• _Website and app data records_:
++++

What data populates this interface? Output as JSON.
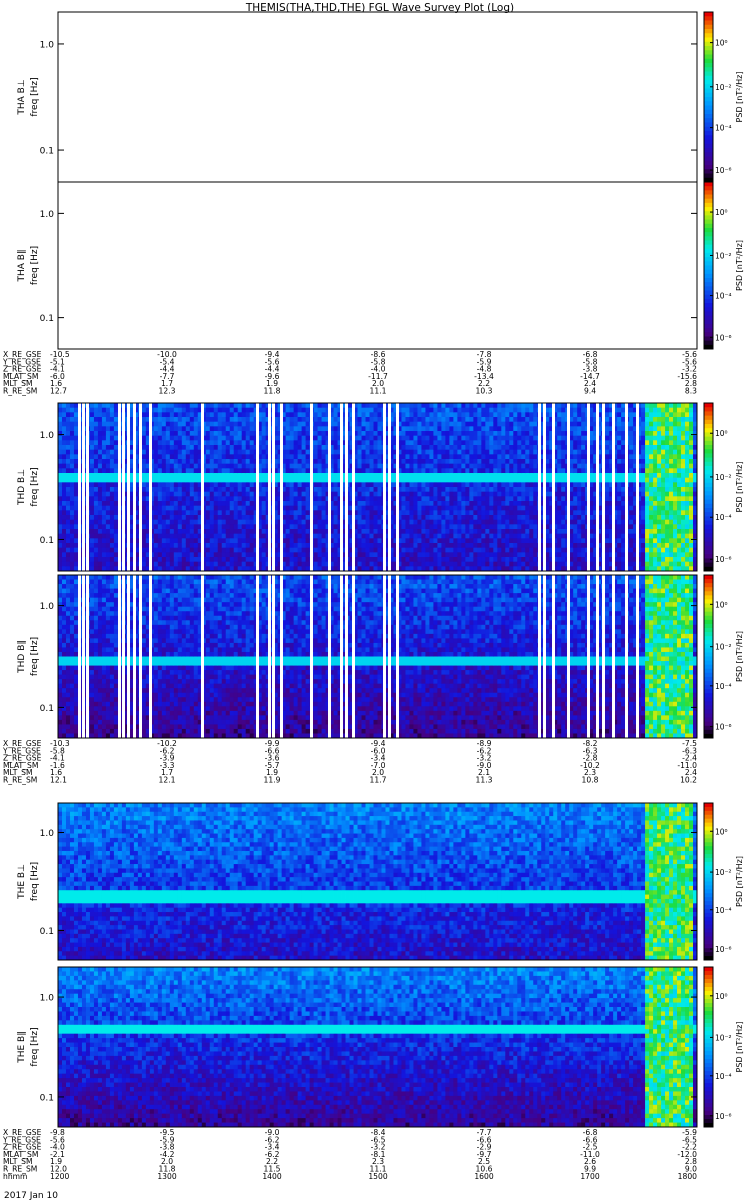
{
  "title": "THEMIS(THA,THD,THE) FGL Wave Survey Plot (Log)",
  "colorbar": {
    "label_html": "PSD [nT²/Hz]",
    "ticks": [
      "10⁰",
      "10⁻²",
      "10⁻⁴",
      "10⁻⁶"
    ]
  },
  "freq_ticks": [
    "1.0",
    "0.1"
  ],
  "panels": [
    {
      "probe": "THA",
      "component": "B⊥",
      "ylabel": "THA B⊥",
      "unit": "freq [Hz]",
      "has_data": false
    },
    {
      "probe": "THA",
      "component": "B∥",
      "ylabel": "THA B∥",
      "unit": "freq [Hz]",
      "has_data": false
    },
    {
      "probe": "THD",
      "component": "B⊥",
      "ylabel": "THD B⊥",
      "unit": "freq [Hz]",
      "has_data": true
    },
    {
      "probe": "THD",
      "component": "B∥",
      "ylabel": "THD B∥",
      "unit": "freq [Hz]",
      "has_data": true
    },
    {
      "probe": "THE",
      "component": "B⊥",
      "ylabel": "THE B⊥",
      "unit": "freq [Hz]",
      "has_data": true
    },
    {
      "probe": "THE",
      "component": "B∥",
      "ylabel": "THE B∥",
      "unit": "freq [Hz]",
      "has_data": true
    }
  ],
  "ephemeris_blocks": [
    {
      "probe": "THA",
      "rows": [
        {
          "label": "X_RE_GSE",
          "values": [
            "-10.5",
            "-10.0",
            "-9.4",
            "-8.6",
            "-7.8",
            "-6.8",
            "-5.6"
          ]
        },
        {
          "label": "Y_RE_GSE",
          "values": [
            "-5.1",
            "-5.4",
            "-5.6",
            "-5.8",
            "-5.9",
            "-5.8",
            "-5.6"
          ]
        },
        {
          "label": "Z_RE_GSE",
          "values": [
            "-4.1",
            "-4.4",
            "-4.4",
            "-4.0",
            "-4.8",
            "-3.8",
            "-3.2"
          ]
        },
        {
          "label": "MLAT_SM",
          "values": [
            "-6.0",
            "-7.7",
            "-9.6",
            "-11.7",
            "-13.4",
            "-14.7",
            "-15.6"
          ]
        },
        {
          "label": "MLT_SM",
          "values": [
            "1.6",
            "1.7",
            "1.9",
            "2.0",
            "2.2",
            "2.4",
            "2.8"
          ]
        },
        {
          "label": "R_RE_SM",
          "values": [
            "12.7",
            "12.3",
            "11.8",
            "11.1",
            "10.3",
            "9.4",
            "8.3"
          ]
        }
      ]
    },
    {
      "probe": "THD",
      "rows": [
        {
          "label": "X_RE_GSE",
          "values": [
            "-10.3",
            "-10.2",
            "-9.9",
            "-9.4",
            "-8.9",
            "-8.2",
            "-7.5"
          ]
        },
        {
          "label": "Y_RE_GSE",
          "values": [
            "-5.8",
            "-6.2",
            "-6.6",
            "-6.0",
            "-6.2",
            "-6.3",
            "-6.3"
          ]
        },
        {
          "label": "Z_RE_GSE",
          "values": [
            "-4.1",
            "-3.9",
            "-3.6",
            "-3.4",
            "-3.2",
            "-2.8",
            "-2.4"
          ]
        },
        {
          "label": "MLAT_SM",
          "values": [
            "-1.6",
            "-3.3",
            "-5.7",
            "-7.0",
            "-9.0",
            "-10.2",
            "-11.0"
          ]
        },
        {
          "label": "MLT_SM",
          "values": [
            "1.6",
            "1.7",
            "1.9",
            "2.0",
            "2.1",
            "2.3",
            "2.4"
          ]
        },
        {
          "label": "R_RE_SM",
          "values": [
            "12.1",
            "12.1",
            "11.9",
            "11.7",
            "11.3",
            "10.8",
            "10.2"
          ]
        }
      ]
    },
    {
      "probe": "THE",
      "rows": [
        {
          "label": "X_RE_GSE",
          "values": [
            "-9.8",
            "-9.5",
            "-9.0",
            "-8.4",
            "-7.7",
            "-6.8",
            "-5.9"
          ]
        },
        {
          "label": "Y_RE_GSE",
          "values": [
            "-5.6",
            "-5.9",
            "-6.2",
            "-6.5",
            "-6.6",
            "-6.6",
            "-6.5"
          ]
        },
        {
          "label": "Z_RE_GSE",
          "values": [
            "-4.0",
            "-3.8",
            "-3.4",
            "-3.2",
            "-2.9",
            "-2.5",
            "-2.2"
          ]
        },
        {
          "label": "MLAT_SM",
          "values": [
            "-2.1",
            "-4.2",
            "-6.2",
            "-8.1",
            "-9.7",
            "-11.0",
            "-12.0"
          ]
        },
        {
          "label": "MLT_SM",
          "values": [
            "1.9",
            "2.0",
            "2.2",
            "2.3",
            "2.5",
            "2.6",
            "2.8"
          ]
        },
        {
          "label": "R_RE_SM",
          "values": [
            "12.0",
            "11.8",
            "11.5",
            "11.1",
            "10.6",
            "9.9",
            "9.0"
          ]
        },
        {
          "label": "hhmm",
          "values": [
            "1200",
            "1300",
            "1400",
            "1500",
            "1600",
            "1700",
            "1800"
          ]
        }
      ]
    }
  ],
  "date_label": "2017 Jan 10",
  "chart_data": {
    "type": "heatmap",
    "title": "THEMIS(THA,THD,THE) FGL Wave Survey Plot (Log)",
    "x_axis": {
      "label": "hhmm",
      "ticks": [
        "1200",
        "1300",
        "1400",
        "1500",
        "1600",
        "1700",
        "1800"
      ],
      "date": "2017 Jan 10"
    },
    "y_axis": {
      "label": "freq [Hz]",
      "scale": "log",
      "ticks": [
        1.0,
        0.1
      ],
      "range_hz": [
        0.05,
        2.0
      ]
    },
    "colorbar": {
      "label": "PSD [nT^2/Hz]",
      "scale": "log",
      "ticks": [
        "1e0",
        "1e-2",
        "1e-4",
        "1e-6"
      ],
      "colormap": "rainbow (black-purple-blue-cyan-green-yellow-red)"
    },
    "panels": [
      {
        "name": "THA B⊥",
        "data": "none"
      },
      {
        "name": "THA B∥",
        "data": "none"
      },
      {
        "name": "THD B⊥",
        "data": "spectrogram",
        "features": [
          "narrowband enhancements near 0.3 Hz and above 0.8 Hz",
          "broadband wave activity near 1645-1655 hhmm"
        ]
      },
      {
        "name": "THD B∥",
        "data": "spectrogram",
        "features": [
          "data gaps (white vertical stripes)",
          "broadband wave activity near 1645-1655 hhmm"
        ]
      },
      {
        "name": "THE B⊥",
        "data": "spectrogram",
        "features": [
          "band near 0.25 Hz",
          "broadband wave activity near 1645-1700 hhmm"
        ]
      },
      {
        "name": "THE B∥",
        "data": "spectrogram",
        "features": [
          "band near 0.45 Hz",
          "broadband wave activity near 1645-1700 hhmm"
        ]
      }
    ]
  }
}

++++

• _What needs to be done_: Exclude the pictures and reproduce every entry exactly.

• _Your solution_:
What data populates this interface? Output as JSON.
{
  "title": "THEMIS(THA,THD,THE) FGL Wave Survey Plot (Log)",
  "colorbar": {
    "label_html": "PSD [nT²/Hz]",
    "ticks": [
      "10⁰",
      "10⁻²",
      "10⁻⁴",
      "10⁻⁶"
    ]
  },
  "freq_ticks": [
    "1.0",
    "0.1"
  ],
  "panels": [
    {
      "probe": "THA",
      "component": "B⊥",
      "ylabel": "THA B⊥",
      "unit": "freq [Hz]",
      "has_data": false
    },
    {
      "probe": "THA",
      "component": "B∥",
      "ylabel": "THA B∥",
      "unit": "freq [Hz]",
      "has_data": false
    },
    {
      "probe": "THD",
      "component": "B⊥",
      "ylabel": "THD B⊥",
      "unit": "freq [Hz]",
      "has_data": true
    },
    {
      "probe": "THD",
      "component": "B∥",
      "ylabel": "THD B∥",
      "unit": "freq [Hz]",
      "has_data": true
    },
    {
      "probe": "THE",
      "component": "B⊥",
      "ylabel": "THE B⊥",
      "unit": "freq [Hz]",
      "has_data": true
    },
    {
      "probe": "THE",
      "component": "B∥",
      "ylabel": "THE B∥",
      "unit": "freq [Hz]",
      "has_data": true
    }
  ],
  "ephemeris_blocks": [
    {
      "probe": "THA",
      "rows": [
        {
          "label": "X_RE_GSE",
          "values": [
            "-10.5",
            "-10.0",
            "-9.4",
            "-8.6",
            "-7.8",
            "-6.8",
            "-5.6"
          ]
        },
        {
          "label": "Y_RE_GSE",
          "values": [
            "-5.1",
            "-5.4",
            "-5.6",
            "-5.8",
            "-5.9",
            "-5.8",
            "-5.6"
          ]
        },
        {
          "label": "Z_RE_GSE",
          "values": [
            "-4.1",
            "-4.4",
            "-4.4",
            "-4.0",
            "-4.8",
            "-3.8",
            "-3.2"
          ]
        },
        {
          "label": "MLAT_SM",
          "values": [
            "-6.0",
            "-7.7",
            "-9.6",
            "-11.7",
            "-13.4",
            "-14.7",
            "-15.6"
          ]
        },
        {
          "label": "MLT_SM",
          "values": [
            "1.6",
            "1.7",
            "1.9",
            "2.0",
            "2.2",
            "2.4",
            "2.8"
          ]
        },
        {
          "label": "R_RE_SM",
          "values": [
            "12.7",
            "12.3",
            "11.8",
            "11.1",
            "10.3",
            "9.4",
            "8.3"
          ]
        }
      ]
    },
    {
      "probe": "THD",
      "rows": [
        {
          "label": "X_RE_GSE",
          "values": [
            "-10.3",
            "-10.2",
            "-9.9",
            "-9.4",
            "-8.9",
            "-8.2",
            "-7.5"
          ]
        },
        {
          "label": "Y_RE_GSE",
          "values": [
            "-5.8",
            "-6.2",
            "-6.6",
            "-6.0",
            "-6.2",
            "-6.3",
            "-6.3"
          ]
        },
        {
          "label": "Z_RE_GSE",
          "values": [
            "-4.1",
            "-3.9",
            "-3.6",
            "-3.4",
            "-3.2",
            "-2.8",
            "-2.4"
          ]
        },
        {
          "label": "MLAT_SM",
          "values": [
            "-1.6",
            "-3.3",
            "-5.7",
            "-7.0",
            "-9.0",
            "-10.2",
            "-11.0"
          ]
        },
        {
          "label": "MLT_SM",
          "values": [
            "1.6",
            "1.7",
            "1.9",
            "2.0",
            "2.1",
            "2.3",
            "2.4"
          ]
        },
        {
          "label": "R_RE_SM",
          "values": [
            "12.1",
            "12.1",
            "11.9",
            "11.7",
            "11.3",
            "10.8",
            "10.2"
          ]
        }
      ]
    },
    {
      "probe": "THE",
      "rows": [
        {
          "label": "X_RE_GSE",
          "values": [
            "-9.8",
            "-9.5",
            "-9.0",
            "-8.4",
            "-7.7",
            "-6.8",
            "-5.9"
          ]
        },
        {
          "label": "Y_RE_GSE",
          "values": [
            "-5.6",
            "-5.9",
            "-6.2",
            "-6.5",
            "-6.6",
            "-6.6",
            "-6.5"
          ]
        },
        {
          "label": "Z_RE_GSE",
          "values": [
            "-4.0",
            "-3.8",
            "-3.4",
            "-3.2",
            "-2.9",
            "-2.5",
            "-2.2"
          ]
        },
        {
          "label": "MLAT_SM",
          "values": [
            "-2.1",
            "-4.2",
            "-6.2",
            "-8.1",
            "-9.7",
            "-11.0",
            "-12.0"
          ]
        },
        {
          "label": "MLT_SM",
          "values": [
            "1.9",
            "2.0",
            "2.2",
            "2.3",
            "2.5",
            "2.6",
            "2.8"
          ]
        },
        {
          "label": "R_RE_SM",
          "values": [
            "12.0",
            "11.8",
            "11.5",
            "11.1",
            "10.6",
            "9.9",
            "9.0"
          ]
        },
        {
          "label": "hhmm",
          "values": [
            "1200",
            "1300",
            "1400",
            "1500",
            "1600",
            "1700",
            "1800"
          ]
        }
      ]
    }
  ],
  "date_label": "2017 Jan 10",
  "chart_data": {
    "type": "heatmap",
    "title": "THEMIS(THA,THD,THE) FGL Wave Survey Plot (Log)",
    "x_axis": {
      "label": "hhmm",
      "ticks": [
        "1200",
        "1300",
        "1400",
        "1500",
        "1600",
        "1700",
        "1800"
      ],
      "date": "2017 Jan 10"
    },
    "y_axis": {
      "label": "freq [Hz]",
      "scale": "log",
      "ticks": [
        1.0,
        0.1
      ],
      "range_hz": [
        0.05,
        2.0
      ]
    },
    "colorbar": {
      "label": "PSD [nT^2/Hz]",
      "scale": "log",
      "ticks": [
        "1e0",
        "1e-2",
        "1e-4",
        "1e-6"
      ],
      "colormap": "rainbow (black-purple-blue-cyan-green-yellow-red)"
    },
    "panels": [
      {
        "name": "THA B⊥",
        "data": "none"
      },
      {
        "name": "THA B∥",
        "data": "none"
      },
      {
        "name": "THD B⊥",
        "data": "spectrogram",
        "features": [
          "narrowband enhancements near 0.3 Hz and above 0.8 Hz",
          "broadband wave activity near 1645-1655 hhmm"
        ]
      },
      {
        "name": "THD B∥",
        "data": "spectrogram",
        "features": [
          "data gaps (white vertical stripes)",
          "broadband wave activity near 1645-1655 hhmm"
        ]
      },
      {
        "name": "THE B⊥",
        "data": "spectrogram",
        "features": [
          "band near 0.25 Hz",
          "broadband wave activity near 1645-1700 hhmm"
        ]
      },
      {
        "name": "THE B∥",
        "data": "spectrogram",
        "features": [
          "band near 0.45 Hz",
          "broadband wave activity near 1645-1700 hhmm"
        ]
      }
    ]
  }
}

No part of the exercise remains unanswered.